Look through the material below and show every line with the word "desnecessária".

Extracted information Start Marker

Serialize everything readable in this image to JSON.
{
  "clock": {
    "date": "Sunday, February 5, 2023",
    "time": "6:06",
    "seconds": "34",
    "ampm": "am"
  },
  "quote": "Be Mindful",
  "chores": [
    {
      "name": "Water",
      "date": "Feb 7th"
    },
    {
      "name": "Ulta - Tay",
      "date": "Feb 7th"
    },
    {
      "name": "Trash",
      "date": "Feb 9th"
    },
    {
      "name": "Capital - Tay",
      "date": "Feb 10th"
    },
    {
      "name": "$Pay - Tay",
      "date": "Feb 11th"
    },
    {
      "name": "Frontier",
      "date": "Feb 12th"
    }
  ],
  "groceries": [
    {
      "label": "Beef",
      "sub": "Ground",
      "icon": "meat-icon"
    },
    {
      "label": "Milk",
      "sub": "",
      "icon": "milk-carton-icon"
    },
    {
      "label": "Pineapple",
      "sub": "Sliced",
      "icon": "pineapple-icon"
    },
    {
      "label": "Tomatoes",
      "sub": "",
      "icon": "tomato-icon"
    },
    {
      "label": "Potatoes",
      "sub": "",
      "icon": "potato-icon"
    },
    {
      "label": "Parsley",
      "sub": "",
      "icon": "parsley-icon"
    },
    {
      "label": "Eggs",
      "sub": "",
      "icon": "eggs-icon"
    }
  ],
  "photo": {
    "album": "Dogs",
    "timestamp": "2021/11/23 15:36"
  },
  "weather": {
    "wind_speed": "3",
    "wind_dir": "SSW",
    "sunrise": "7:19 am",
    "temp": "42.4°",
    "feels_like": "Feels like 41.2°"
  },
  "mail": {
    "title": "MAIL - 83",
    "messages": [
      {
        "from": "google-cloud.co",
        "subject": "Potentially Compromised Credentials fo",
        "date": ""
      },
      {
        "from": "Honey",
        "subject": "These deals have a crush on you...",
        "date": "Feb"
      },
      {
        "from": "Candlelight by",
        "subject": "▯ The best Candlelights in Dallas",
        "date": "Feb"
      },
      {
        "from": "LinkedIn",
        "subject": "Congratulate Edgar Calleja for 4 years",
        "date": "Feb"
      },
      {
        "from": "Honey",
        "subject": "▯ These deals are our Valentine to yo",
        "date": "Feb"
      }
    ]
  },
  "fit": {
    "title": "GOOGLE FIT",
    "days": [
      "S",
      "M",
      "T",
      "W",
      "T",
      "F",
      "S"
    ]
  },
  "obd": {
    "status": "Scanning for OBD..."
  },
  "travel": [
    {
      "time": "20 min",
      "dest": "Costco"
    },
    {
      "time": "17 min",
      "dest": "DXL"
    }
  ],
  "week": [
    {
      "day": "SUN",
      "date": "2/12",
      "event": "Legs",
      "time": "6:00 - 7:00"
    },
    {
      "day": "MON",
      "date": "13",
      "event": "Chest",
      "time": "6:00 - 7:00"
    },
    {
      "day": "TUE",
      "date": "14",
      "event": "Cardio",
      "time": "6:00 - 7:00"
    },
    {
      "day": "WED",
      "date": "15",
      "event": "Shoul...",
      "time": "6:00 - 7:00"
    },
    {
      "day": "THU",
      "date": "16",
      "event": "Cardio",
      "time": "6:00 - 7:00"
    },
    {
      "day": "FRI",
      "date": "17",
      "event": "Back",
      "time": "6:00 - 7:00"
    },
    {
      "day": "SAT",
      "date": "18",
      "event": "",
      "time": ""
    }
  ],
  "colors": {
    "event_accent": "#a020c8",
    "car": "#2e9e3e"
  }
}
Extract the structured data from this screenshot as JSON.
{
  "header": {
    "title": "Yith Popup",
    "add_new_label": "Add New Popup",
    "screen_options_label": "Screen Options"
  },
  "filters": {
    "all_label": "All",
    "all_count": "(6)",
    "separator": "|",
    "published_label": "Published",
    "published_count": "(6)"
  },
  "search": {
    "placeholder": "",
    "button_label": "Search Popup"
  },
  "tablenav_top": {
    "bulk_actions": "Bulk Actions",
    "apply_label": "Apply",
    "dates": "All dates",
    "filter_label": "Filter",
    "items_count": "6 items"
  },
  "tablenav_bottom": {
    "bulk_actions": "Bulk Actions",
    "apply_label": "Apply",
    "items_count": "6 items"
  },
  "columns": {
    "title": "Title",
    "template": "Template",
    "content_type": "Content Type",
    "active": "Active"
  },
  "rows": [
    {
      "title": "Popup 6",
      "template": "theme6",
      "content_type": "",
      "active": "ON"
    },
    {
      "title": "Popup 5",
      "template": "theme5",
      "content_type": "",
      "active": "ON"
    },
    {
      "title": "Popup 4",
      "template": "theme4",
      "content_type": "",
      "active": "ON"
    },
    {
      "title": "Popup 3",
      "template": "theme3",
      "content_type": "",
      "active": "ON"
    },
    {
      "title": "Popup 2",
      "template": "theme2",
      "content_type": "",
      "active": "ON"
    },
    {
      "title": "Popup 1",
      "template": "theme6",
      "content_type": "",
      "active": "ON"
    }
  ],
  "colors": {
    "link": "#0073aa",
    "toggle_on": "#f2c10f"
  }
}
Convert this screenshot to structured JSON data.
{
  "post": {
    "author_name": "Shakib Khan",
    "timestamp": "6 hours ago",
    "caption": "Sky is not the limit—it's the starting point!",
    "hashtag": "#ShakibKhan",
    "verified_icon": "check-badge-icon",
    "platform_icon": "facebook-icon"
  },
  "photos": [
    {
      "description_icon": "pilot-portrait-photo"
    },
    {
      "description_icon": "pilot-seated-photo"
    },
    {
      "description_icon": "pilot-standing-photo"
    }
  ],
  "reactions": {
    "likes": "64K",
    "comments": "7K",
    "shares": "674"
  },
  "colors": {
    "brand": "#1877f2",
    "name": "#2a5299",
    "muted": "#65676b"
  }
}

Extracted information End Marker
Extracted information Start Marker

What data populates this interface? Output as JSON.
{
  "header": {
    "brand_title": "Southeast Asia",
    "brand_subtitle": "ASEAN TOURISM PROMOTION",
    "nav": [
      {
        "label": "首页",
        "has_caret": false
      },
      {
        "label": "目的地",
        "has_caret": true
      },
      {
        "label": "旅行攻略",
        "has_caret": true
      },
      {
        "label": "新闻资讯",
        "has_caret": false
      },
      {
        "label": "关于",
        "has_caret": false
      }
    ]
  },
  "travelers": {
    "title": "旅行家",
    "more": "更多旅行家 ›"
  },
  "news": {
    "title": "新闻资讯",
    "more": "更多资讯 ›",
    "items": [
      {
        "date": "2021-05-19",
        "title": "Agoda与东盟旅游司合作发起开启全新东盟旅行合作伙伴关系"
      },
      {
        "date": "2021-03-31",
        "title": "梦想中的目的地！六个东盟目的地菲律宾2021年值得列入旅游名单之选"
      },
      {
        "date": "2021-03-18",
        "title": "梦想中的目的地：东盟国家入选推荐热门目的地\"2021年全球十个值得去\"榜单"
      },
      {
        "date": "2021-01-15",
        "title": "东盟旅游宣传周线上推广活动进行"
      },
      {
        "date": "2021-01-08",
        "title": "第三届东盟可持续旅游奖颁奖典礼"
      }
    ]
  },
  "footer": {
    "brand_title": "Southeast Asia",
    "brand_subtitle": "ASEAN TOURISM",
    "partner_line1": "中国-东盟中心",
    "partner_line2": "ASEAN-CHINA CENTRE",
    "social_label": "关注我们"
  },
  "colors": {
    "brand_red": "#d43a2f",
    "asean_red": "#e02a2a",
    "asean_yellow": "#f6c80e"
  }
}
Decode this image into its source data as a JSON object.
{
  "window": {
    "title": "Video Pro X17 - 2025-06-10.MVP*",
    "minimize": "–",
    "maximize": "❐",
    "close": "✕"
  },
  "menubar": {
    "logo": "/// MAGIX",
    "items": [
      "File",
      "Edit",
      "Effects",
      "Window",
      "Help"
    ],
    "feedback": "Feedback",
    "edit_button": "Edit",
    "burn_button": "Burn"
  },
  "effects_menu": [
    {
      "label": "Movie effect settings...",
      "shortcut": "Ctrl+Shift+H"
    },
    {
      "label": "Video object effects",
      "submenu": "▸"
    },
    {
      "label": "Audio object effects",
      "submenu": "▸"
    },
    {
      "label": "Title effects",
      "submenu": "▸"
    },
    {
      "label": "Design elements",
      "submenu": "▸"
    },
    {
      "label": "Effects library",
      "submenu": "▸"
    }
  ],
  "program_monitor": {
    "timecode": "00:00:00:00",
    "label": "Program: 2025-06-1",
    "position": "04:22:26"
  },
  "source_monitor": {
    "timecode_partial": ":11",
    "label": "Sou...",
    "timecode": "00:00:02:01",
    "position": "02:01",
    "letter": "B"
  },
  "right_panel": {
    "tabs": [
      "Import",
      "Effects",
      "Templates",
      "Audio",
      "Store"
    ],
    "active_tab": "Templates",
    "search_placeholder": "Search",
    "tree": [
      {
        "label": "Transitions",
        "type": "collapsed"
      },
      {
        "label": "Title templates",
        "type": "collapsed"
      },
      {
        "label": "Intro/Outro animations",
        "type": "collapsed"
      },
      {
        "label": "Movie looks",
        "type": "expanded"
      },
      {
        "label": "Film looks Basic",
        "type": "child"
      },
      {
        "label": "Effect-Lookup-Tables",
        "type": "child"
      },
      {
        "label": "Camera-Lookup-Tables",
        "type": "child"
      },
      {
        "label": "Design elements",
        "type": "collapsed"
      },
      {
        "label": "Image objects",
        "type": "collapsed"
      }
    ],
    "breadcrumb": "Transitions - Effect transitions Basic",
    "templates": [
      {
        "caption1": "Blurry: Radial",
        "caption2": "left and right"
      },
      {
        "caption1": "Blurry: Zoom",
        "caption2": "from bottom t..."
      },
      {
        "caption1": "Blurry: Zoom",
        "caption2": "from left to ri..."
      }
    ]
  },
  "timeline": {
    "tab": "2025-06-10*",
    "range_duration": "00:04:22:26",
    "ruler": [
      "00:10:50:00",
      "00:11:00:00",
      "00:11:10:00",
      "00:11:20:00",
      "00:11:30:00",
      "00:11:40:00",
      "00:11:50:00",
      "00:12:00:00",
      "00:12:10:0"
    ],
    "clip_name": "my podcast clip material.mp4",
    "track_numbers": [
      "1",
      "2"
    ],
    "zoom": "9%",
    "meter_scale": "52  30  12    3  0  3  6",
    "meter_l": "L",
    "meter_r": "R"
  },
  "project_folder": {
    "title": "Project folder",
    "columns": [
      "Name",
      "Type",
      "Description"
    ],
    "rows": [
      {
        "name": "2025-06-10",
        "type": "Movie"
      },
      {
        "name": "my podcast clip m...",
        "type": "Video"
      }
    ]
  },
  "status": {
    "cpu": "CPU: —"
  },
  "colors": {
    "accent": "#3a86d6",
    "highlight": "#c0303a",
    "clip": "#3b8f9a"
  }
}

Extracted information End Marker
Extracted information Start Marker

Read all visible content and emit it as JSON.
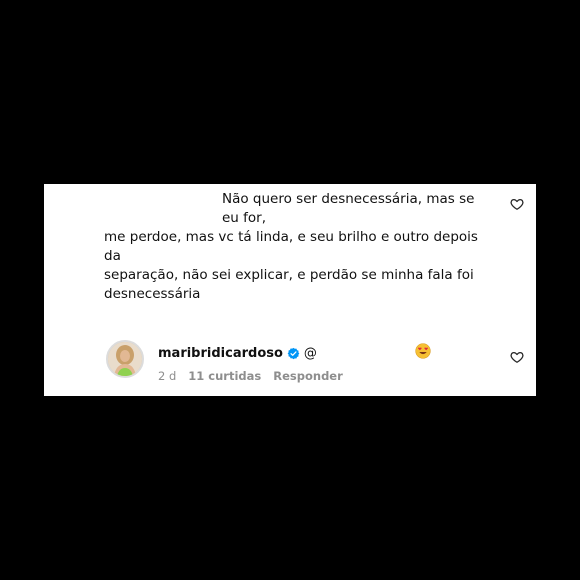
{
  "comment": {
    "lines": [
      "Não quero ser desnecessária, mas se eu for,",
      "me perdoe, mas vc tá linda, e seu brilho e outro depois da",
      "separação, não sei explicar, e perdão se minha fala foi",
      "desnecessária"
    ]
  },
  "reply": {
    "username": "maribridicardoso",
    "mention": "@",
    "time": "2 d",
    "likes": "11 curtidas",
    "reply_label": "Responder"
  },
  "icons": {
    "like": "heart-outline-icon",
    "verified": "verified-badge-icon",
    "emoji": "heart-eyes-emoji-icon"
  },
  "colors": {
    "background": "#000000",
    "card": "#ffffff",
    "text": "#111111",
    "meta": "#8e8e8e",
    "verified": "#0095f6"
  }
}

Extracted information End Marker

Exercise result:
      "Não quero ser desnecessária, mas se eu for,",
      "desnecessária"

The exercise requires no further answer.